In the following, some of the key elements of the new white paper are summarised:

Strengthened expectations

The Government further develops and strengthens the state’s expectations of the companies. In particular, this applies to the expectations on climate, nature, risk management, transparency and reporting, working conditions and remuneration of senior executives. By defining clear expectations of the companies through the white paper on ownership policy, the state wishes to be a more active owner to contribute to attaining the state’s goal as an owner.

Climate, nature and ecosystems

The state expects the companies to set targets and implement measures to reduce greenhouse gas emissions in the short and long term in line with the Paris Agreement, and to report on target achievement. When available, the state expects the targets to be science-based.

The Government also introduces new expectations of the companies related to nature and ecosystems. The state expects the companies to set targets and implement measures to reduce the negative impact, and to increase the positive impact, on nature and ecosystems, and to report on target achievement.

Remuneration of senior executives

The state expects that the remuneration of senior executives is competitive, but not market-leading, and is set with due regard to the principle of moderation. Furthermore, the state expects that the companies will disclose an explanation if salary adjustments for senior executives exceeds the adjustments for the company’s employees.

The Government’s view is that fixed salary shall be the primary component of a remuneration scheme. The expectation of a maximum achievable bonus for companies where the state’s goal is the highest possible return over time in a sustainable manner (category 1) will therefore be reduced from 50 to 25 per cent of fixed salary in The State's Guidelines for the Remuneration of Senior Executives in Companies with State Ownership.

For companies where the state seeks sustainable and the most efficient possible attainment of public policy goals (category 2) it can be particularly demanding to find good criteria that reflect the company's goals and strategies.
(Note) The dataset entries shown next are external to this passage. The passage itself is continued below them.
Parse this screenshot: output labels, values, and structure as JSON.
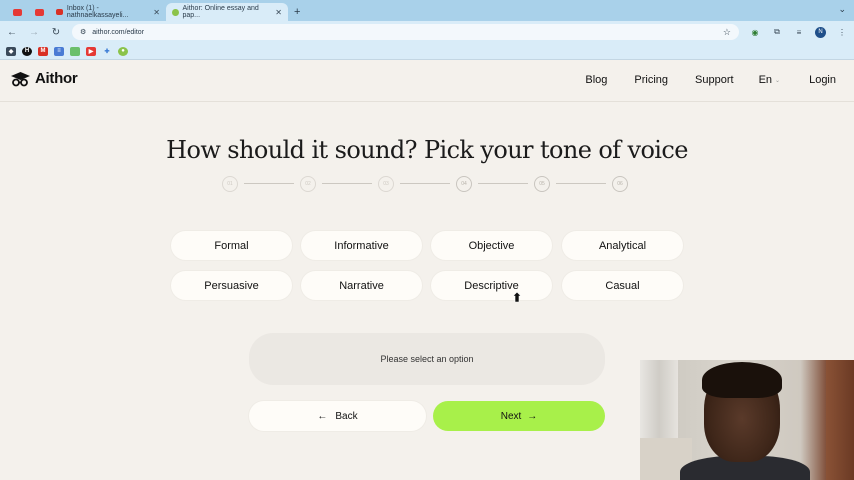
{
  "browser": {
    "tabs": [
      {
        "label": "",
        "favicon_color": "#e53935"
      },
      {
        "label": "",
        "favicon_color": "#e53935"
      },
      {
        "label": "Inbox (1) - nathnaelkassayeli...",
        "favicon_color": "#d93025"
      },
      {
        "label": "Aithor: Online essay and pap...",
        "favicon_color": "#8bc34a",
        "active": true
      }
    ],
    "new_tab": "+",
    "url": "aithor.com/editor"
  },
  "site": {
    "logo": "Aithor",
    "nav": {
      "blog": "Blog",
      "pricing": "Pricing",
      "support": "Support",
      "language": "En",
      "login": "Login"
    }
  },
  "page": {
    "title": "How should it sound? Pick your tone of voice",
    "steps": [
      "01",
      "02",
      "03",
      "04",
      "05",
      "06"
    ],
    "current_step": 4,
    "options": [
      "Formal",
      "Informative",
      "Objective",
      "Analytical",
      "Persuasive",
      "Narrative",
      "Descriptive",
      "Casual"
    ],
    "message": "Please select an option",
    "back_label": "Back",
    "next_label": "Next"
  },
  "colors": {
    "accent": "#a8f04a",
    "background": "#f4f1ec"
  }
}
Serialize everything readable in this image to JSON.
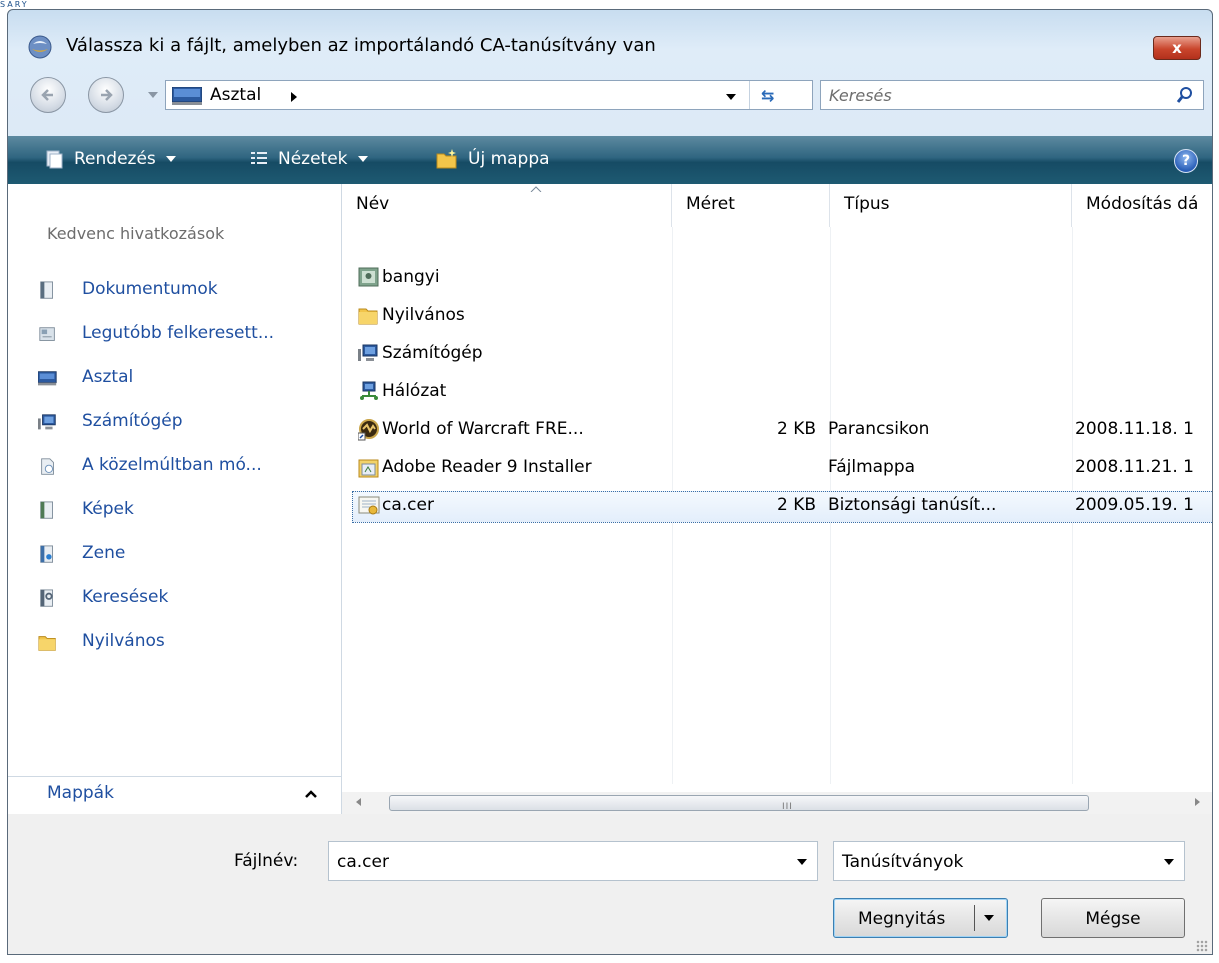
{
  "logo_fragment": "SARY",
  "window": {
    "title": "Válassza ki a fájlt, amelyben az importálandó CA-tanúsítvány van",
    "close_label": "x"
  },
  "address": {
    "crumb": "Asztal",
    "search_placeholder": "Keresés"
  },
  "toolbar": {
    "organize_label": "Rendezés",
    "views_label": "Nézetek",
    "new_folder_label": "Új mappa",
    "help_label": "?"
  },
  "nav": {
    "heading": "Kedvenc hivatkozások",
    "items": [
      {
        "label": "Dokumentumok",
        "icon": "documents-icon"
      },
      {
        "label": "Legutóbb felkeresett...",
        "icon": "recent-places-icon"
      },
      {
        "label": "Asztal",
        "icon": "desktop-icon"
      },
      {
        "label": "Számítógép",
        "icon": "computer-icon"
      },
      {
        "label": "A közelmúltban mó...",
        "icon": "recently-changed-icon"
      },
      {
        "label": "Képek",
        "icon": "pictures-icon"
      },
      {
        "label": "Zene",
        "icon": "music-icon"
      },
      {
        "label": "Keresések",
        "icon": "searches-icon"
      },
      {
        "label": "Nyilvános",
        "icon": "public-folder-icon"
      }
    ],
    "folders_label": "Mappák"
  },
  "columns": {
    "name": "Név",
    "size": "Méret",
    "type": "Típus",
    "modified": "Módosítás dá"
  },
  "files": [
    {
      "name": "bangyi",
      "size": "",
      "type": "",
      "modified": "",
      "icon": "user-folder-icon"
    },
    {
      "name": "Nyilvános",
      "size": "",
      "type": "",
      "modified": "",
      "icon": "folder-icon"
    },
    {
      "name": "Számítógép",
      "size": "",
      "type": "",
      "modified": "",
      "icon": "computer-icon"
    },
    {
      "name": "Hálózat",
      "size": "",
      "type": "",
      "modified": "",
      "icon": "network-icon"
    },
    {
      "name": "World of Warcraft FRE...",
      "size": "2 KB",
      "type": "Parancsikon",
      "modified": "2008.11.18. 1",
      "icon": "wow-shortcut-icon"
    },
    {
      "name": "Adobe Reader 9 Installer",
      "size": "",
      "type": "Fájlmappa",
      "modified": "2008.11.21. 1",
      "icon": "installer-folder-icon"
    },
    {
      "name": "ca.cer",
      "size": "2 KB",
      "type": "Biztonsági tanúsít...",
      "modified": "2009.05.19. 1",
      "icon": "certificate-icon",
      "selected": true
    }
  ],
  "scrollbar": {
    "grip": "III"
  },
  "bottom": {
    "filename_label": "Fájlnév:",
    "filename_value": "ca.cer",
    "filetype_value": "Tanúsítványok",
    "open_label": "Megnyitás",
    "cancel_label": "Mégse"
  },
  "colors": {
    "toolbar": "#1e5a72",
    "link": "#1f4fa0",
    "close": "#c9452c"
  }
}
Therefore, the state will implement an expectation in The State's Guidelines for the Remuneration of Senior Executives in Companies with State Ownership that companies in category 2 do not use separate bonus schemes for senior executives.  
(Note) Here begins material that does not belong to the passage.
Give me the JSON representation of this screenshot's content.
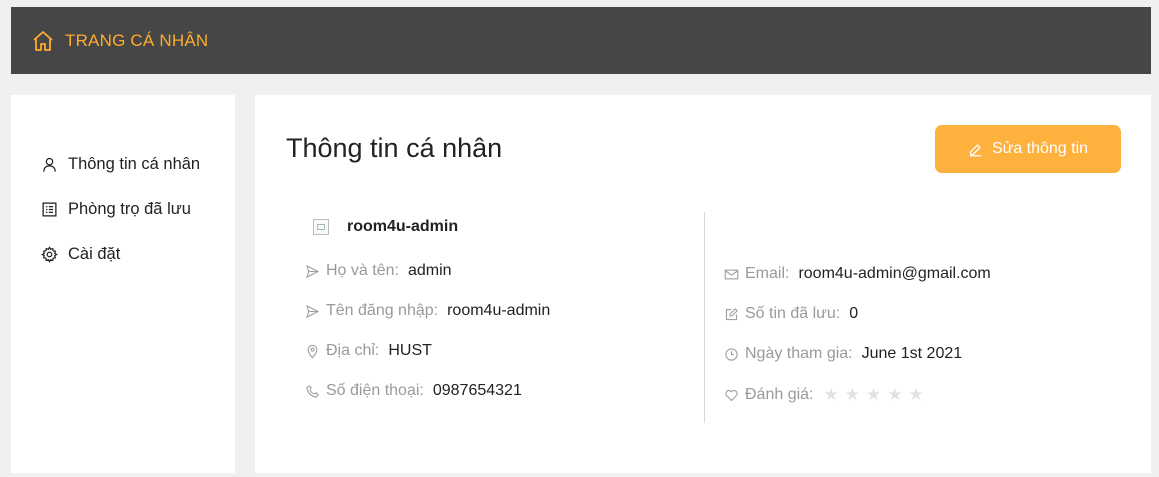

The framework continues to apply

The Government will pursue a responsible ownership-policy based on the key elements of the framework for the state’s exercise of ownership, of which there has been broad political consensus since the early 2000s. This has provided predictability for the companies and the capital market, thereby enabling the companies to develop and create value.

The state’s exercise of ownership is based on the division of roles and responsibilities between the owner, the board of directors and the general manager as set out in company law, and on generally recognised principles and standards for corporate governance.
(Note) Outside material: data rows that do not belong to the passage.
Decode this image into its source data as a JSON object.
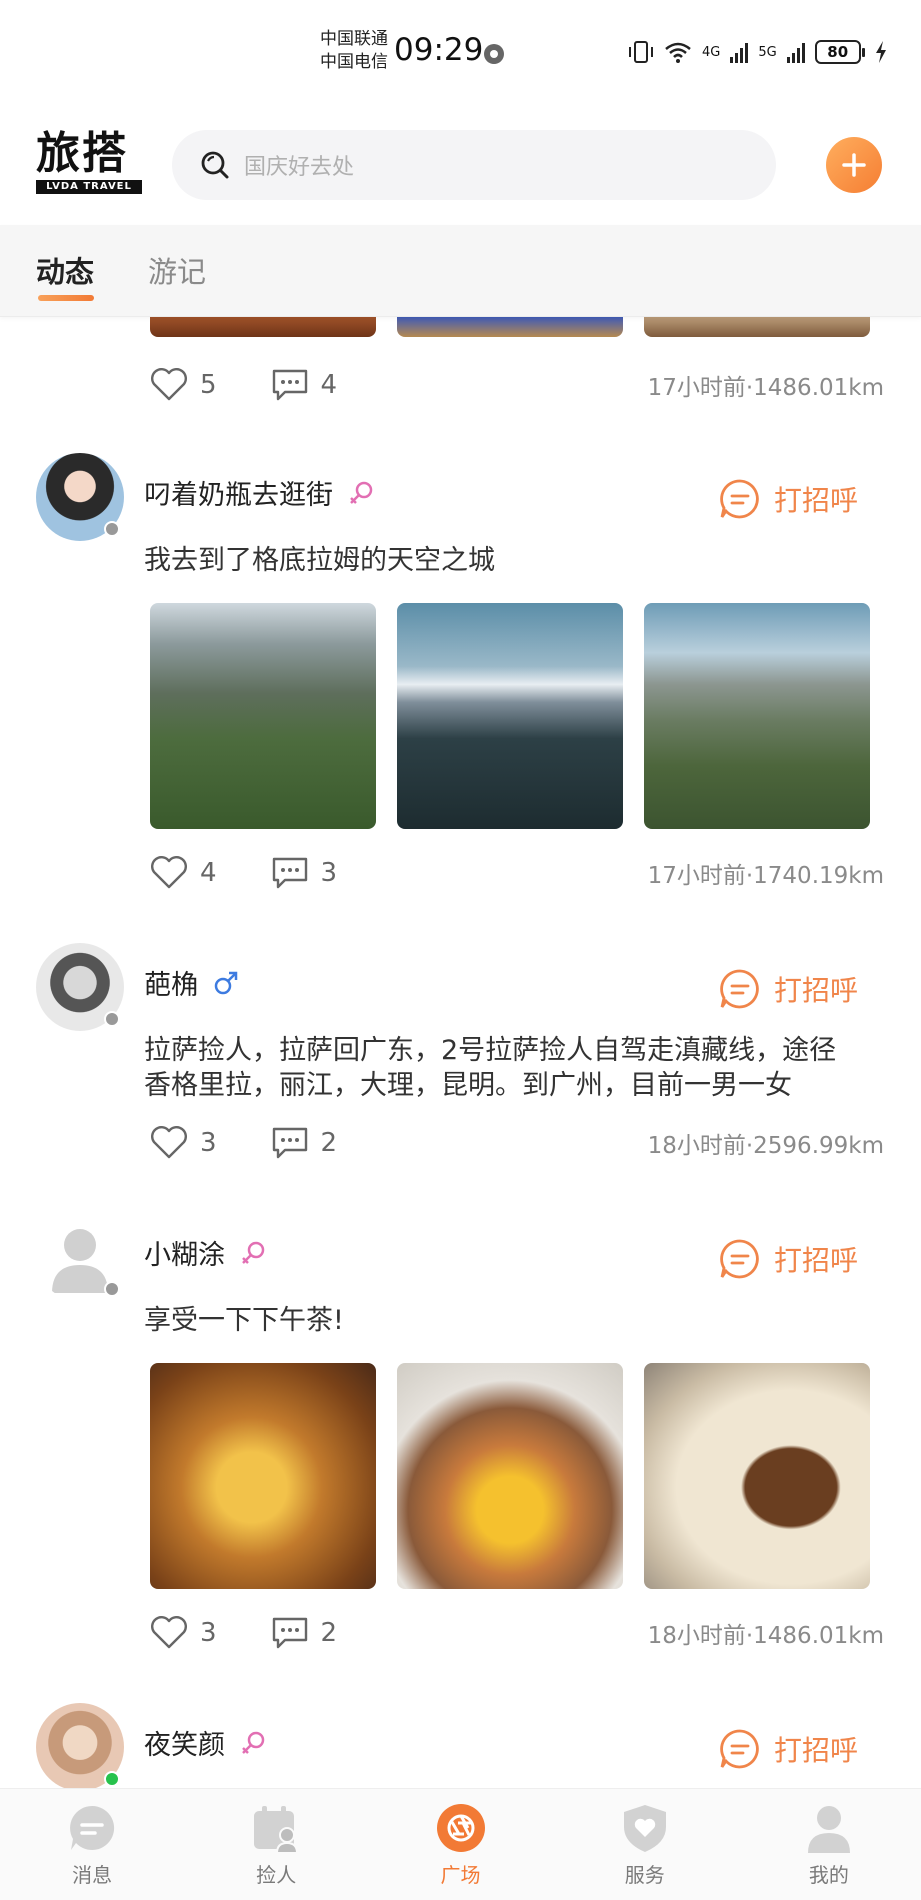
{
  "status_bar": {
    "carrier_1": "中国联通",
    "carrier_2": "中国电信",
    "time": "09:29",
    "net_1": "4G",
    "net_2": "5G",
    "battery": "80"
  },
  "header": {
    "logo_main": "旅搭",
    "logo_sub": "LVDA TRAVEL",
    "search_placeholder": "国庆好去处",
    "add_icon": "plus-icon"
  },
  "tabs": [
    {
      "label": "动态",
      "active": true
    },
    {
      "label": "游记",
      "active": false
    }
  ],
  "feed": {
    "partial_post": {
      "likes": "5",
      "comments": "4",
      "meta": "17小时前·1486.01km"
    },
    "posts": [
      {
        "username": "叼着奶瓶去逛街",
        "gender": "female",
        "greet": "打招呼",
        "content": "我去到了格底拉姆的天空之城",
        "images": [
          "mountain-meadow-photo",
          "snow-peaks-photo",
          "valley-photo"
        ],
        "likes": "4",
        "comments": "3",
        "meta": "17小时前·1740.19km",
        "online": false
      },
      {
        "username": "葩桷",
        "gender": "male",
        "greet": "打招呼",
        "content_line1": "拉萨捡人，拉萨回广东，2号拉萨捡人自驾走滇藏线，途径",
        "content_line2": "香格里拉，丽江，大理，昆明。到广州，目前一男一女",
        "images": [],
        "likes": "3",
        "comments": "2",
        "meta": "18小时前·2596.99km",
        "online": false
      },
      {
        "username": "小糊涂",
        "gender": "female",
        "greet": "打招呼",
        "content": "享受一下下午茶!",
        "images": [
          "cheese-toast-photo",
          "fries-platter-photo",
          "cake-photo"
        ],
        "likes": "3",
        "comments": "2",
        "meta": "18小时前·1486.01km",
        "online": false
      },
      {
        "username": "夜笑颜",
        "gender": "female",
        "greet": "打招呼",
        "online": true
      }
    ]
  },
  "bottom_nav": [
    {
      "label": "消息",
      "icon": "message-icon",
      "active": false
    },
    {
      "label": "捡人",
      "icon": "pickup-icon",
      "active": false
    },
    {
      "label": "广场",
      "icon": "plaza-icon",
      "active": true
    },
    {
      "label": "服务",
      "icon": "service-icon",
      "active": false
    },
    {
      "label": "我的",
      "icon": "profile-icon",
      "active": false
    }
  ],
  "colors": {
    "accent": "#f27a35",
    "female": "#e26fb3",
    "male": "#3d7be0"
  }
}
In line with good and responsible private owners the state will actively exercise its ownership-role within the framework.

Facts – The Norwegian state as an owner

  • Since 2002, a report to the Storting (white paper) on the state’s overall direct ownership has been presented in each parliamentary session.
  • The report to the Storting sets out the Government’s policy for why the state is an owner, what the state owns and how the state exercises its ownership. 
  • The state is a substantial owner in Norway, with direct ownership interests in 70 companies. 21 companies primarily operate in competition with others, and the state’s goal as an owner of these companies is the highest possible return over time in a sustainable manner. In 46 companies, the state has various public policy goals.
  • The companies are placed in two categories:
    • Category 1 comprises the companies where the state’s goal is the highest possible return over time in a sustainable manner.
    • Category 2 comprises the companies for which the state’s goal is sustainable and the most efficient possible attainment of public policy goals.
    • Three companies are not categorised.
  • In the national budget for 2022, the Government has asked the Storting to authorise a full or partial sale of Akastor ASA and Aker Solutions ASA.